This month, this young and dynamic Pacific Northwest city goes into artistic overdrive. The month-long Arts Crush festival (artscrush.org) promises "31 days of creative adventures" including theatre, dance and puppetry. The annual Earshot Jazz Festival (earshot.org) begins on the same day and continues until 17 November.
Get your bearings
Seattle perches above Elliott Bay, part of Puget Sound. The original settlement lies between Pioneer Square and King Street, location for the city's main rail station. This four-square block bookends the southern extent of downtown. Parallel avenues aim north-west towards the Seattle Centre complex, at the northern extreme of downtown.
Two key neighbourhoods beyond downtown are Capitol Hill and Queen Anne. The Market Information Centre at First Avenue and Pike Street (visitseattle.org; 10am-6pm daily) offers advice on the whole city.
Take a hike
Start where the city began, with the Pioneer Square Walking Tour around "Seattle's First Neighbourhood". Pick up a map at the Klondike Gold Rush National Historical Park at 319 Second Avenue South (10am-5pm daily, free), which tells the often-tragic story of how Seattle became base camp for prospectors during the 1896-1899 Gold Rush. This is the starting point for the 21-block "Trail to Treasure".
At Pioneer Square, view the sculpture of an impassive Chief Seattle, whose name was taken for the city. Divert at the end of the trail to explore the elegant King St Station. Walk north along Second Avenue as Seattle gets into its mighty stride with fine early 20th-century buildings crowding over steep hills. The Seattle Art Museum occupies an entire block; the entrance is at 1300 First Avenue (seattleartmuseum.org; 10am-5pm from Wednesday to Sunday, open late until 9pm on Thursday and Friday).
Lunch on the run
You are one block away from Pike Place Market, a historic complex that manages to be Seattle's tourism hub, a working fruit-to-fish market and excellent lunch venue. Ask for a table by the window at Lowell's – motto, "Almost Classy" – which opens 7am-6pm daily. Order Seattle Joe's Scramble, which contains sausage, spinach and mushrooms. To wash it down, see how long the queue is outside the world's first Starbucks; the global chain began here in 1971. Local planning rules mean it retains the original branding.

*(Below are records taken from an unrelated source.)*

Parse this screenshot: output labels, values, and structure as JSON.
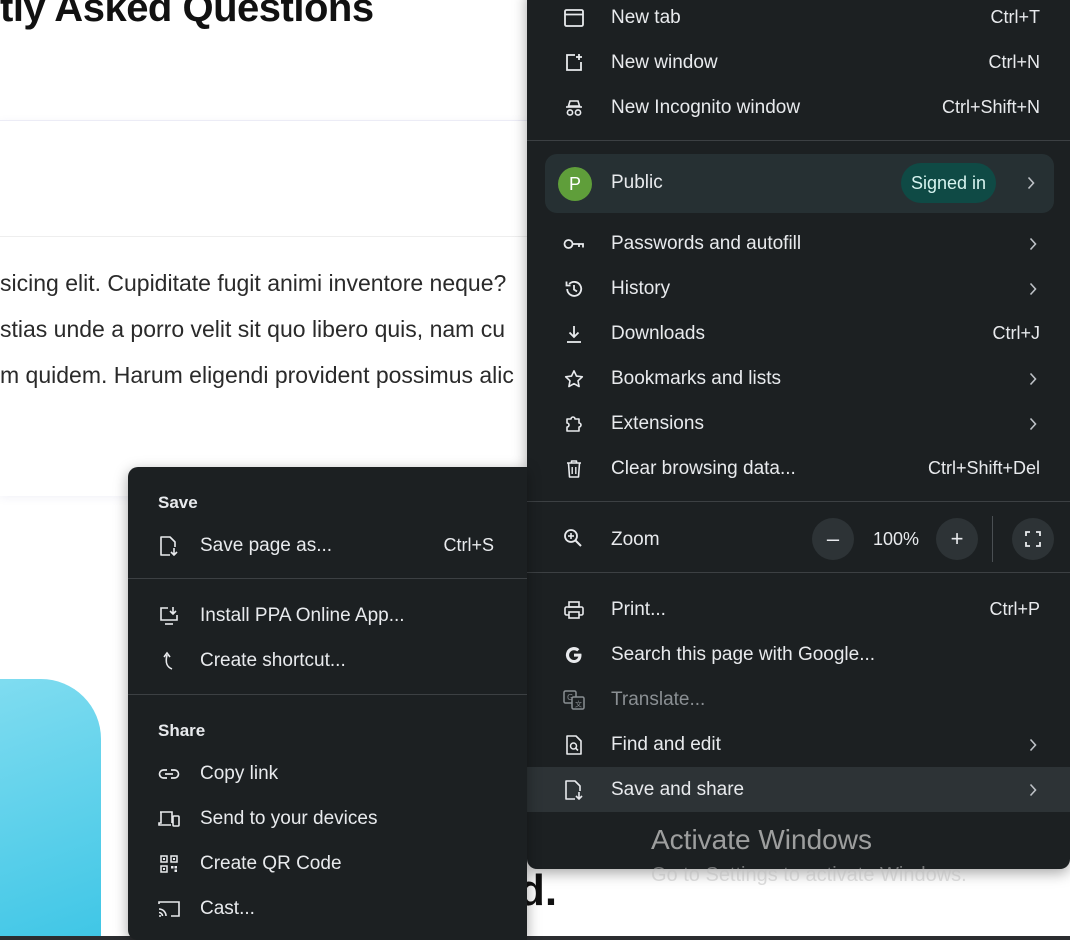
{
  "background": {
    "title": "tly Asked Questions",
    "paragraph_lines": [
      "sicing elit. Cupiditate fugit animi inventore neque?",
      "stias unde a porro velit sit quo libero quis, nam cu",
      "m quidem. Harum eligendi provident possimus alic"
    ],
    "bottom_text": "d."
  },
  "main_menu": {
    "new_tab": {
      "label": "New tab",
      "shortcut": "Ctrl+T"
    },
    "new_window": {
      "label": "New window",
      "shortcut": "Ctrl+N"
    },
    "new_incognito": {
      "label": "New Incognito window",
      "shortcut": "Ctrl+Shift+N"
    },
    "profile": {
      "initial": "P",
      "name": "Public",
      "status": "Signed in"
    },
    "passwords": {
      "label": "Passwords and autofill"
    },
    "history": {
      "label": "History"
    },
    "downloads": {
      "label": "Downloads",
      "shortcut": "Ctrl+J"
    },
    "bookmarks": {
      "label": "Bookmarks and lists"
    },
    "extensions": {
      "label": "Extensions"
    },
    "clear_data": {
      "label": "Clear browsing data...",
      "shortcut": "Ctrl+Shift+Del"
    },
    "zoom": {
      "label": "Zoom",
      "minus": "–",
      "value": "100%",
      "plus": "+"
    },
    "print": {
      "label": "Print...",
      "shortcut": "Ctrl+P"
    },
    "search_google": {
      "label": "Search this page with Google..."
    },
    "translate": {
      "label": "Translate..."
    },
    "find_edit": {
      "label": "Find and edit"
    },
    "save_share": {
      "label": "Save and share"
    }
  },
  "watermark": {
    "title": "Activate Windows",
    "subtitle": "Go to Settings to activate Windows."
  },
  "sub_menu": {
    "save_header": "Save",
    "save_page": {
      "label": "Save page as...",
      "shortcut": "Ctrl+S"
    },
    "install_app": {
      "label": "Install PPA Online App..."
    },
    "create_shortcut": {
      "label": "Create shortcut..."
    },
    "share_header": "Share",
    "copy_link": {
      "label": "Copy link"
    },
    "send_devices": {
      "label": "Send to your devices"
    },
    "qr_code": {
      "label": "Create QR Code"
    },
    "cast": {
      "label": "Cast..."
    }
  },
  "colors": {
    "menu_bg": "#1c2022",
    "menu_text": "#e8eaed",
    "profile_bg": "#263033",
    "avatar_bg": "#5f9e3a",
    "badge_bg": "#0f4a45",
    "highlight_bg": "#2d3336"
  }
}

The star of Seattle's shopping celebrates its 75th anniversary this year. REI began life in 1938 when Lloyd Anderson, a mountaineer, was seeking an ice axe. He could not find what he needed so, along with 22 other outdoor enthusiasts, he set up what has become America's largest consumer cooperative. Its flagship store occupies a block at 222 Yale Avenue North (rei.com; 9am-9pm daily, Sunday 10am-7pm). You can stock up on anything from energy bars to high-altitude sleeping bags, and explore the outdoor park.
Dining with the locals
The Lost Lounge is ideal for a low-cost but tasty dinner, with "build-your-own-burger" the speciality. An alternative is next door at 1525 Tenth Avenue: Oddfellows (oddfellowscafe.com) is a fascinating venue with 90 per cent of its furnishings salvaged. The short but succulent menu includes tuna with cous cous and olives. Afterwards, nip around the corner to Broadway and Pine to see a statue of Jimi Hendrix, Seattle's joint-favourite dead musical genius (the other being Kurt Cobain of Nirvana).
Go to church
The Sky Church is a shrine to rock music inside the Experience Music Project at 325 Fifth Avenue North (empmuseum.org; daily 10am to 5pm). Frank Gehry's creation, commissioned by Microsoft co-founder Paul Allen, celebrates musical heroes local and global – with Hendrix topping both lists.
Take a view
Take the elevator to the observation deck of the Space Needle (spaceneedle.com; from 9.30am at weekends, 10am other days, closing varies). The $19 (£13) fee is worthwhile on a sunny day, when the mighty city and its beautiful s